One of the great leaps I took in my work was when I internalized the idea that writing and drawing, at their best, are about thinking on the page.
The mistake I used to make was thinking that I had to have an idea in my head before I started making marks on the page. More often than not, it’s the other way around: making marks on the page gives me an idea, which I then follow by making more marks, which gives me more ideas, and so forth.
Thinking this way is about setting up a loop between head and eye and hand and materials.
(You only need to watch Ralph Steadman draw to see an extreme version of what I’m talking about.)

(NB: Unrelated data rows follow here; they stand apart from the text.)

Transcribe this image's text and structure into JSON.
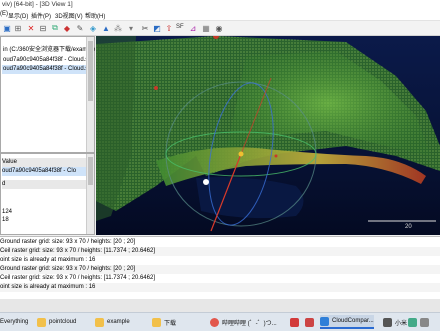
{
  "window": {
    "title": "viv) [64-bit] - [3D View 1]"
  },
  "menu": {
    "items": [
      "(E)",
      "显示(D)",
      "插件(P)",
      "3D视图(V)",
      "帮助(H)"
    ]
  },
  "toolbar": {
    "icons": [
      "save-icon",
      "open-icon",
      "close-icon",
      "delete-icon",
      "clone-icon",
      "cloud-icon",
      "tool-icon",
      "octree-icon",
      "mesh-icon",
      "sample-icon",
      "filter-icon",
      "segment-icon",
      "plane-icon",
      "normals-icon",
      "distance-icon",
      "sf-icon"
    ],
    "sf_label": "SF"
  },
  "db_tree": {
    "items": [
      "in (C:/360安全浏览器下载/example",
      "oud7a90c9405a84f38f - Cloud.s...",
      "oud7a90c9405a84f38f - Cloud.s..."
    ]
  },
  "properties": {
    "header": "Value",
    "rows": [
      "oud7a90c9405a84f38f - Clo",
      "d",
      "",
      "",
      "124",
      "18"
    ]
  },
  "view": {
    "scale_label": "20"
  },
  "console": {
    "lines": [
      "Ground raster grid: size: 93 x 70 / heights: [20 ; 20]",
      "Ceil raster grid: size: 93 x 70 / heights: [11.7374 ; 20.6462]",
      "oint size is already at maximum : 16",
      "Ground raster grid: size: 93 x 70 / heights: [20 ; 20]",
      "Ceil raster grid: size: 93 x 70 / heights: [11.7374 ; 20.6462]",
      "oint size is already at maximum : 16"
    ]
  },
  "taskbar": {
    "items": [
      "Everything",
      "pointcloud",
      "example",
      "下载",
      "哔哩哔哩 (゜-゜)つ...",
      "CloudCompar...",
      "小米"
    ],
    "colors": {
      "everything": "#e08a1a",
      "pointcloud": "#f2c04a",
      "example": "#f2c04a",
      "download": "#f2c04a",
      "bilibili": "#e2574c",
      "cloudcompare": "#2f7fd8"
    }
  }
}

Speaking of loops: I am repeating myself. Here’s what I wrote to you a few weeks ago:
Drawing isn’t a one-way street from your brain to your hand. It’s a two-way street BETWEEN them. Your hand making the line tells your brain as much as your brain tells your hand. You might try to “run a line around your think,” but pretty soon the line bolts and gets away from you.

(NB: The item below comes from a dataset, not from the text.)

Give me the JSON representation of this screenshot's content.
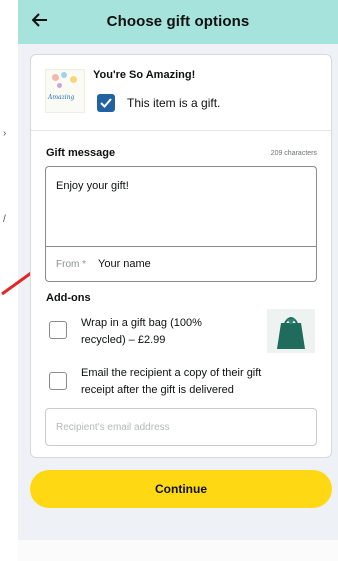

Endless frustration for artists of all ages comes from thinking drawing is just about getting down what you see with your eye or in your mind’s eye. The drawing emerges from the friction between what’s in the mind’s eye and the materials — you can struggle with it or you can dance.
I started thinking about all of this again after listening to this conversation between Ezra Klein and Annie Murphy Paul about her book, The Extended Mind: The Power of Thinking Outside the Brain:
I write a lot in the book about how artists and designers and people who swear by the pencil and the conversation that happens between pencil and hand and eye and paper that, again, it’s kind of a misunderstanding to think that the brain conceptualizes an idea or an image and then tells the hand how to execute it and then it’s done. That’s a very computer-like idea of how work happens. Instead, artists and designers find that it’s much more of an iterative process where they draw something. They make a mark, and then the mark reminds them of something. And they add another mark. And it’s a conversation, again, between hand and eye and paper and pencil. And I think the materials we use to do our thinking with, our external outside the brain thinking, can make a big difference in terms of what kinds of thoughts we’re able to have.
I want to show you some examples of how this actually works for me.
I bought some turquoise ink to refill one of my magic brush pens, and when I started writing with it, it still had a lot of black in the brush, which slowly turned lighter and lighter until the turquoise appeared, and provided me with a delightful metaphor:
Sometimes you just have to write your way out of the dark into the light.
I soon got to thinking about how I could use the black and blue brushes together…